That our guide to the art community in The Blazing World comes from an academic background has precedent in Hustvedt’s work; the narrator of her 2003 novel What I Loved, set in a similar milieu, is an art historian named Leo Hertzberg, who is gradually losing his sight. He recounts the story of his friendship with an artist named Bill Weschler and the close bonds between their families, building in a qualification for the novel’s art: after all, if it has the endorsement of an expert (albeit a fictional one), it must have some merit.
Almost all fiction requires some measure of nuanced world building, of course, but fictitious art has its own criteria: settings and characters may be drawn from whole cloth, but if the talents and passions of the created world’s inhabitants (and the fruits of such) feel contrived and inferior to those of our own, the fictitious can simply seem fake.
The Blazing World also raises questions of economics, echoing the perceptive questions raised by the critic Calvin Tomkins in his excellent nonfiction collection The Lives of the Artists, in which he nods in the direction of class and its relationship to art. In Hustvedt’s novel, for all that Burden’s project seems deeply laudable, issues of class are nonetheless raised—specifically, the fact that, as the widow of a wealthy art dealer, her own economic survival is never in jeopardy, and she is free to embark on such an ambitious, multi-year project without concern for her own survival. With her dense structure and panoply of critical perspectives, Hustvedt makes Burden’s project seem compelling thanks to a blend of suspense—she tells the reader something of Burden’s plan from the outset, but holds off on the details, and allows it to be experienced both on the intellectual and the visceral level—and scale. The Blazing World is not about a work of art that shatters all concepts of aesthetics: it’s about provocative work that is shown in galleries and inspires debate.

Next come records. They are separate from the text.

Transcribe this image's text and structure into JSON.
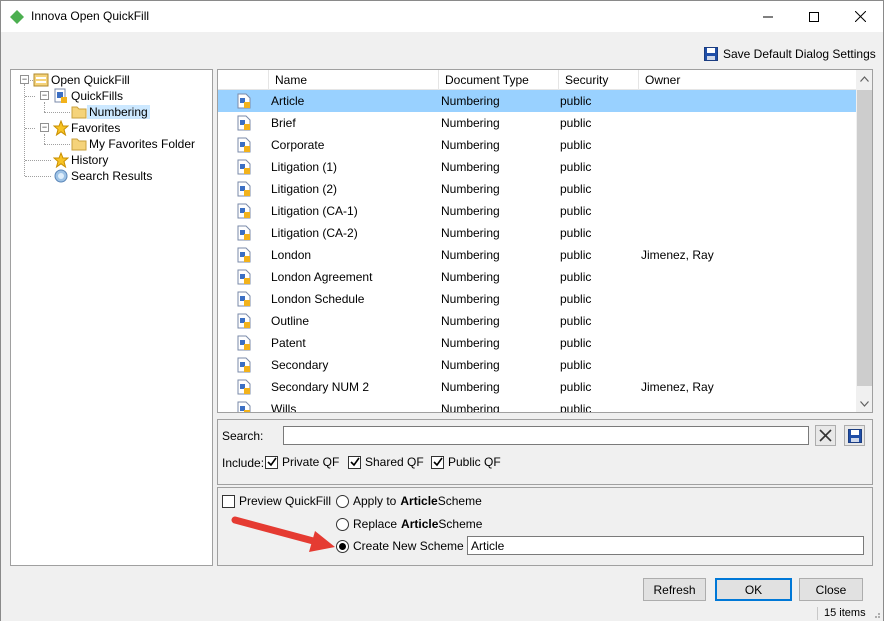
{
  "window": {
    "title": "Innova Open QuickFill",
    "accent": "#4caf50"
  },
  "toolbar": {
    "save_default_label": "Save Default Dialog Settings"
  },
  "tree": {
    "root": "Open QuickFill",
    "quickfills": "QuickFills",
    "numbering": "Numbering",
    "favorites": "Favorites",
    "my_favorites": "My Favorites Folder",
    "history": "History",
    "search_results": "Search Results"
  },
  "list": {
    "columns": [
      "Name",
      "Document Type",
      "Security",
      "Owner"
    ],
    "rows": [
      {
        "name": "Article",
        "type": "Numbering",
        "security": "public",
        "owner": ""
      },
      {
        "name": "Brief",
        "type": "Numbering",
        "security": "public",
        "owner": ""
      },
      {
        "name": "Corporate",
        "type": "Numbering",
        "security": "public",
        "owner": ""
      },
      {
        "name": "Litigation (1)",
        "type": "Numbering",
        "security": "public",
        "owner": ""
      },
      {
        "name": "Litigation (2)",
        "type": "Numbering",
        "security": "public",
        "owner": ""
      },
      {
        "name": "Litigation (CA-1)",
        "type": "Numbering",
        "security": "public",
        "owner": ""
      },
      {
        "name": "Litigation (CA-2)",
        "type": "Numbering",
        "security": "public",
        "owner": ""
      },
      {
        "name": "London",
        "type": "Numbering",
        "security": "public",
        "owner": "Jimenez, Ray"
      },
      {
        "name": "London Agreement",
        "type": "Numbering",
        "security": "public",
        "owner": ""
      },
      {
        "name": "London Schedule",
        "type": "Numbering",
        "security": "public",
        "owner": ""
      },
      {
        "name": "Outline",
        "type": "Numbering",
        "security": "public",
        "owner": ""
      },
      {
        "name": "Patent",
        "type": "Numbering",
        "security": "public",
        "owner": ""
      },
      {
        "name": "Secondary",
        "type": "Numbering",
        "security": "public",
        "owner": ""
      },
      {
        "name": "Secondary NUM 2",
        "type": "Numbering",
        "security": "public",
        "owner": "Jimenez, Ray"
      },
      {
        "name": "Wills",
        "type": "Numbering",
        "security": "public",
        "owner": ""
      }
    ]
  },
  "search": {
    "label": "Search:",
    "value": "",
    "include_label": "Include:",
    "private_qf": "Private QF",
    "shared_qf": "Shared QF",
    "public_qf": "Public QF"
  },
  "options": {
    "preview_label": "Preview QuickFill",
    "apply_prefix": "Apply to",
    "apply_bold": "Article",
    "apply_suffix": "Scheme",
    "replace_prefix": "Replace",
    "replace_bold": "Article",
    "replace_suffix": "Scheme",
    "create_label": "Create New Scheme",
    "scheme_name": "Article"
  },
  "buttons": {
    "refresh": "Refresh",
    "ok": "OK",
    "close": "Close"
  },
  "status": {
    "count": "15 items"
  }
}
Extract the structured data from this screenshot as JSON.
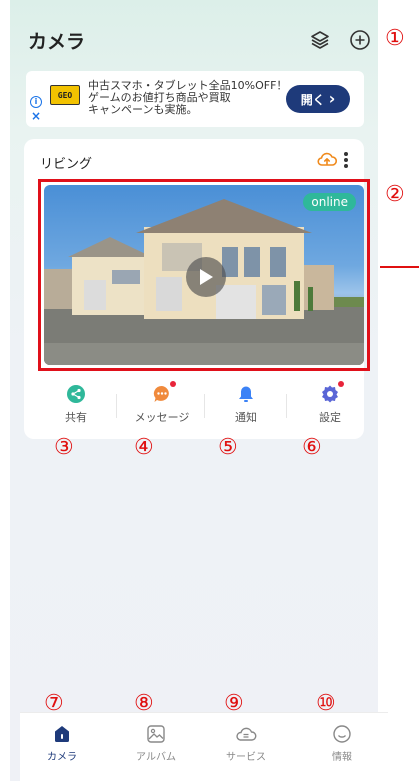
{
  "header": {
    "title": "カメラ",
    "icons": [
      "layers-icon",
      "add-circle-icon"
    ]
  },
  "ad": {
    "logo_text": "GEO",
    "info_icon": "i",
    "close_icon": "×",
    "line1": "中古スマホ・タブレット全品10%OFF！",
    "line2": "ゲームのお値打ち商品や買取",
    "line3": "キャンペーンも実施。",
    "button_label": "開く",
    "button_chevron": "›"
  },
  "camera_card": {
    "name": "リビング",
    "status_badge": "online",
    "actions": [
      {
        "label": "共有",
        "icon": "share-icon",
        "color": "#2fb89a",
        "badge": false
      },
      {
        "label": "メッセージ",
        "icon": "message-icon",
        "color": "#f08a3c",
        "badge": true
      },
      {
        "label": "通知",
        "icon": "bell-icon",
        "color": "#3b82f6",
        "badge": false
      },
      {
        "label": "設定",
        "icon": "gear-icon",
        "color": "#5a66d6",
        "badge": true
      }
    ]
  },
  "tabbar": {
    "tabs": [
      {
        "label": "カメラ",
        "icon": "camera-home-icon",
        "active": true
      },
      {
        "label": "アルバム",
        "icon": "album-icon",
        "active": false
      },
      {
        "label": "サービス",
        "icon": "service-icon",
        "active": false
      },
      {
        "label": "情報",
        "icon": "info-face-icon",
        "active": false
      }
    ]
  },
  "annotations": {
    "c1": "①",
    "c2": "②",
    "c3": "③",
    "c4": "④",
    "c5": "⑤",
    "c6": "⑥",
    "c7": "⑦",
    "c8": "⑧",
    "c9": "⑨",
    "c10": "⑩"
  },
  "colors": {
    "accent": "#2fb89a",
    "primary": "#1e3a7a",
    "annotation": "#e01010"
  }
}
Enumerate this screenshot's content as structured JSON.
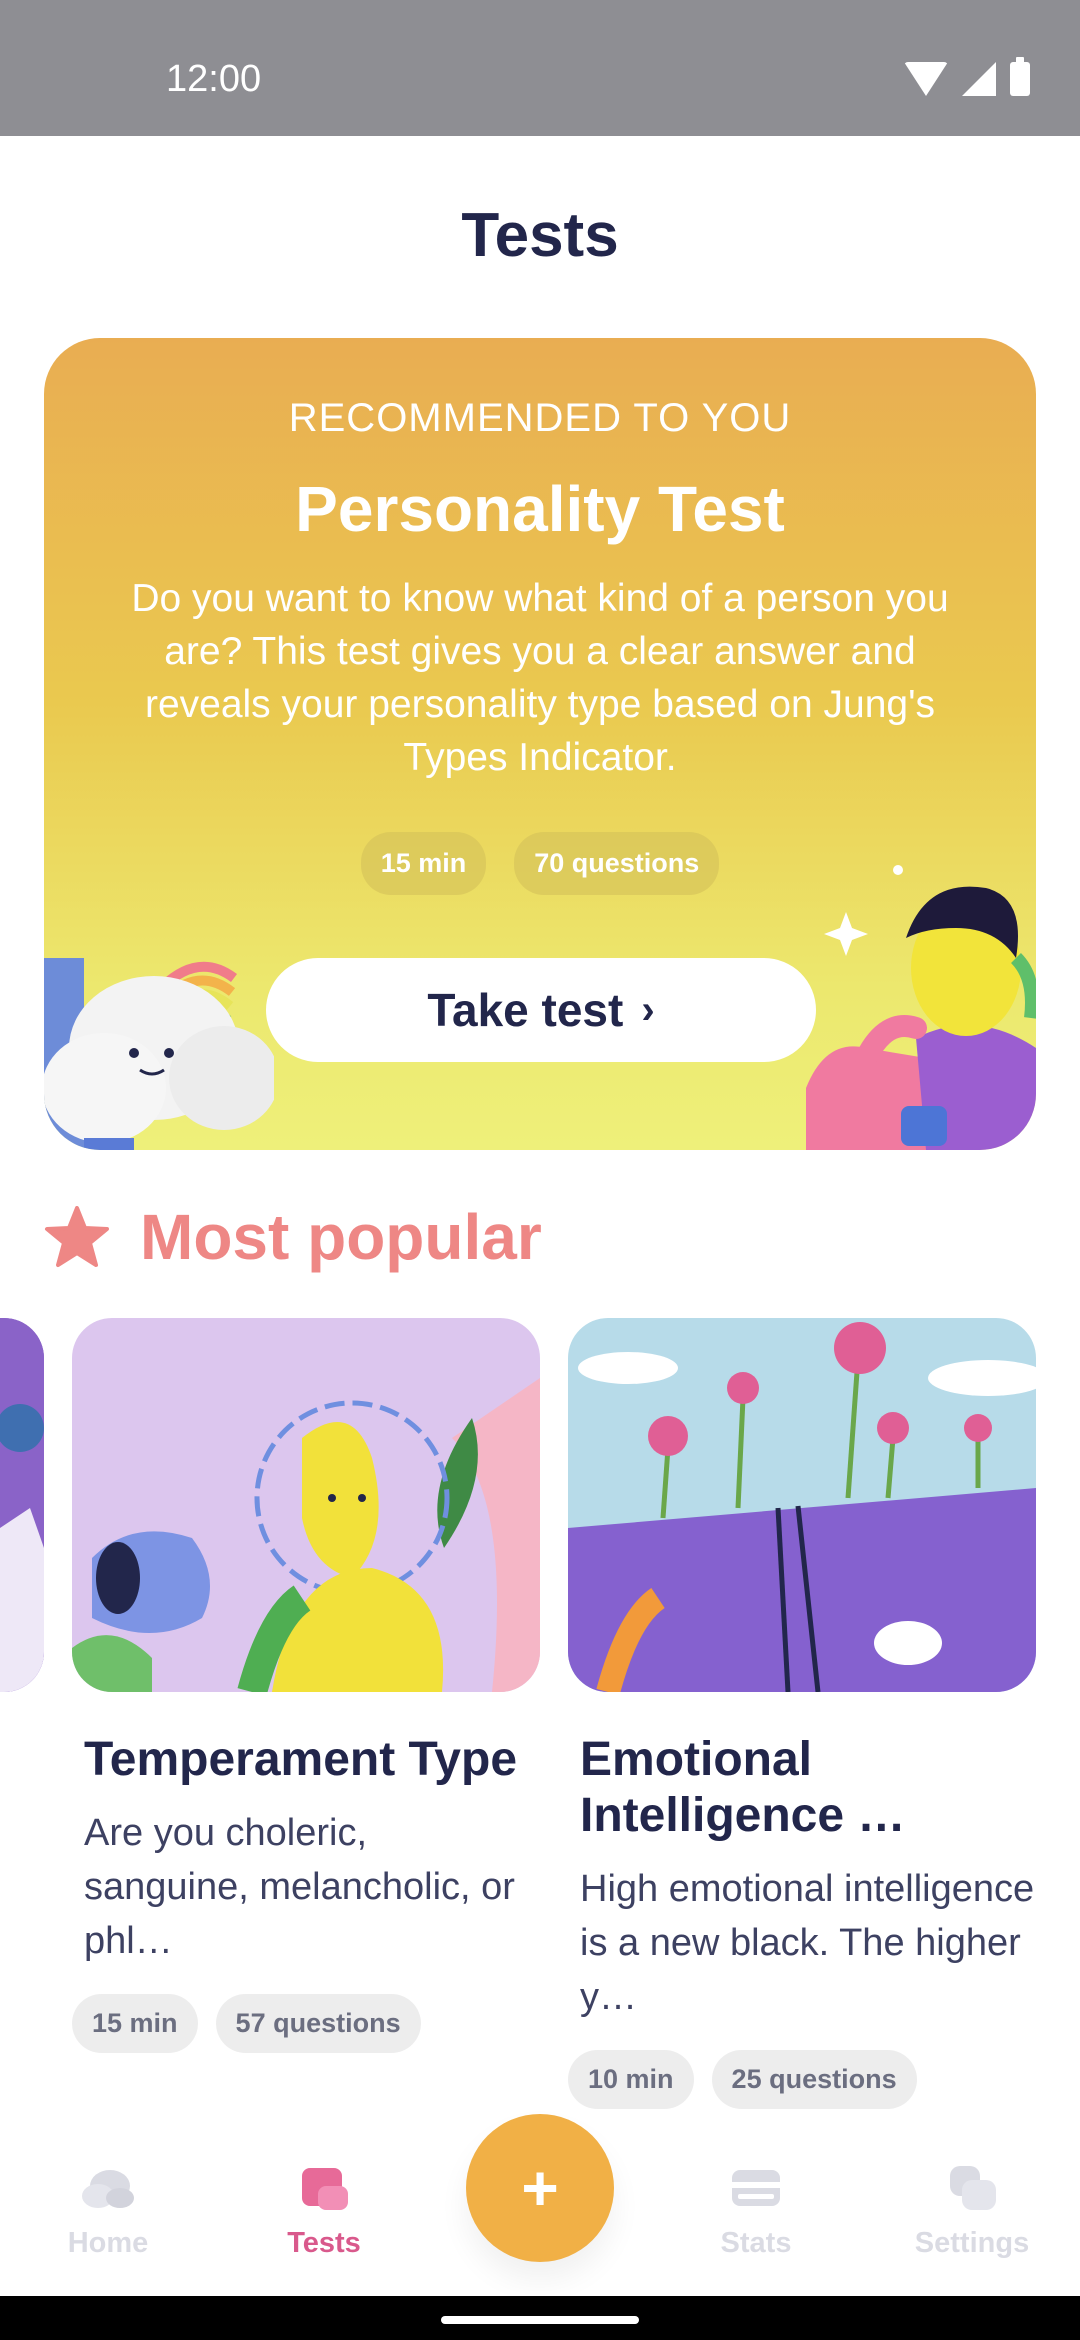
{
  "status_bar": {
    "time": "12:00"
  },
  "page": {
    "title": "Tests"
  },
  "hero": {
    "eyebrow": "RECOMMENDED TO YOU",
    "title": "Personality Test",
    "description": "Do you want to know what kind of a person you are? This test gives you a clear answer and reveals your personality type based on Jung's Types Indicator.",
    "chips": [
      "15 min",
      "70 questions"
    ],
    "button_label": "Take test",
    "button_icon": "chevron-right-icon"
  },
  "popular": {
    "title": "Most popular",
    "icon": "star-icon",
    "accent": "#ee8785",
    "cards": [
      {
        "title": "Temperament Type",
        "description": "Are you choleric, sanguine, melancholic, or phl…",
        "duration": "15 min",
        "questions": "57 questions"
      },
      {
        "title": "Emotional Intelligence …",
        "description": "High emotional intelligence is a new black. The higher y…",
        "duration": "10 min",
        "questions": "25 questions"
      }
    ]
  },
  "nav": {
    "items": [
      {
        "label": "Home",
        "icon": "cloud-icon",
        "active": false
      },
      {
        "label": "Tests",
        "icon": "tests-icon",
        "active": true
      },
      {
        "label": "Stats",
        "icon": "stats-icon",
        "active": false
      },
      {
        "label": "Settings",
        "icon": "settings-icon",
        "active": false
      }
    ],
    "fab_icon": "plus-icon",
    "fab_label": "+"
  },
  "colors": {
    "active": "#d9598c",
    "inactive": "#dadbe3",
    "fab": "#f1b046",
    "hero_top": "#e9ad52",
    "hero_bottom": "#eef07a"
  }
}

The art in The Blazing World focuses on identities, and seems decidedly contemporary: the work that stands at the center of the novel begins in the 1990s, and it’s almost impossible to imagine it being set any earlier. Rachel Kushner’s 2013 novel The Flamethrowers, set in the 1970s, feels similarly tied to its era: the conceptual work there, though rendered vividly, is definitely evocative of one particular moment in time. And, like the works of Hustvedt and Berger, questions of money and livelihood maintain a significant presence throughout that book.

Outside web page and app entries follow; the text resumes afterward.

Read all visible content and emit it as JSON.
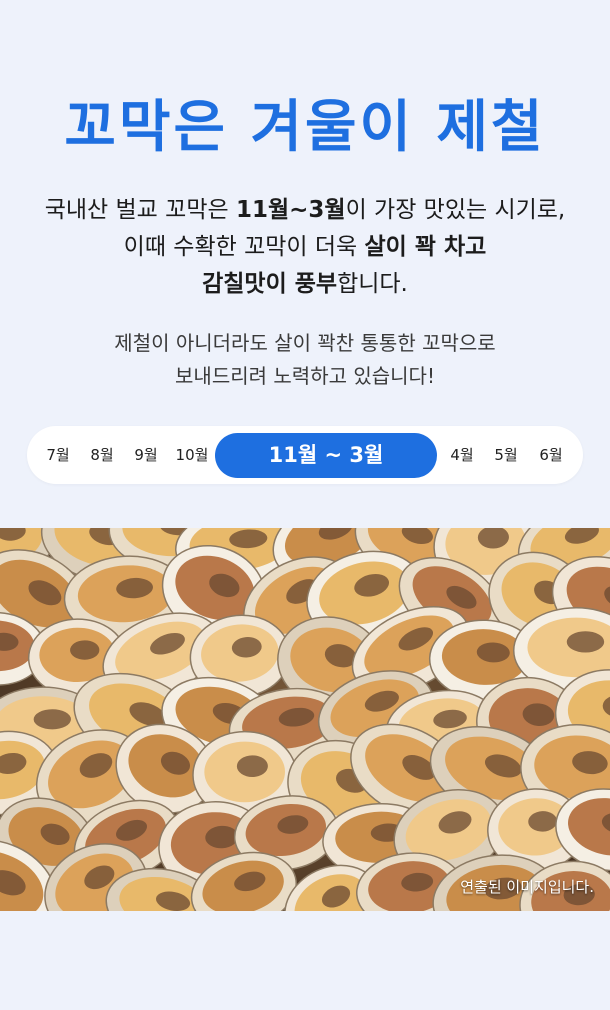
{
  "headline": "꼬막은 겨울이 제철",
  "description": {
    "line1_a": "국내산 벌교 꼬막은 ",
    "line1_b": "11월~3월",
    "line1_c": "이 가장 맛있는 시기로,",
    "line2_a": "이때 수확한 꼬막이 더욱 ",
    "line2_b": "살이 꽉 차고",
    "line3_a": "감칠맛이 풍부",
    "line3_b": "합니다."
  },
  "note": {
    "line1": "제철이 아니더라도 살이 꽉찬 통통한 꼬막으로",
    "line2": "보내드리려 노력하고 있습니다!"
  },
  "months": {
    "m7": "7월",
    "m8": "8월",
    "m9": "9월",
    "m10": "10월",
    "season": "11월 ~ 3월",
    "m4": "4월",
    "m5": "5월",
    "m6": "6월"
  },
  "photo": {
    "caption": "연출된 이미지입니다."
  }
}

Perhaps it’s unsurprising, then, to learn that Kushner’s own history also includes an abundance of art criticism; she’s a longtime contributor to Artforum, among other things. It’s that skill that, in part, makes her portrayals of the art world so convincing: the same techniques that can lend a sense of verisimilitude to work by an artist who never existed can also convey the qualities of a work of art to a reader who’s never seen the piece in question. Almost all fiction requires some measure of nuanced world building, of course, but fictitious art has its own criteria: settings and characters may be drawn from whole cloth, but if the talents and passions of the created world’s inhabitants (and the fruits of such) feel contrived and inferior to those of our own, the fictitious can simply seem fake.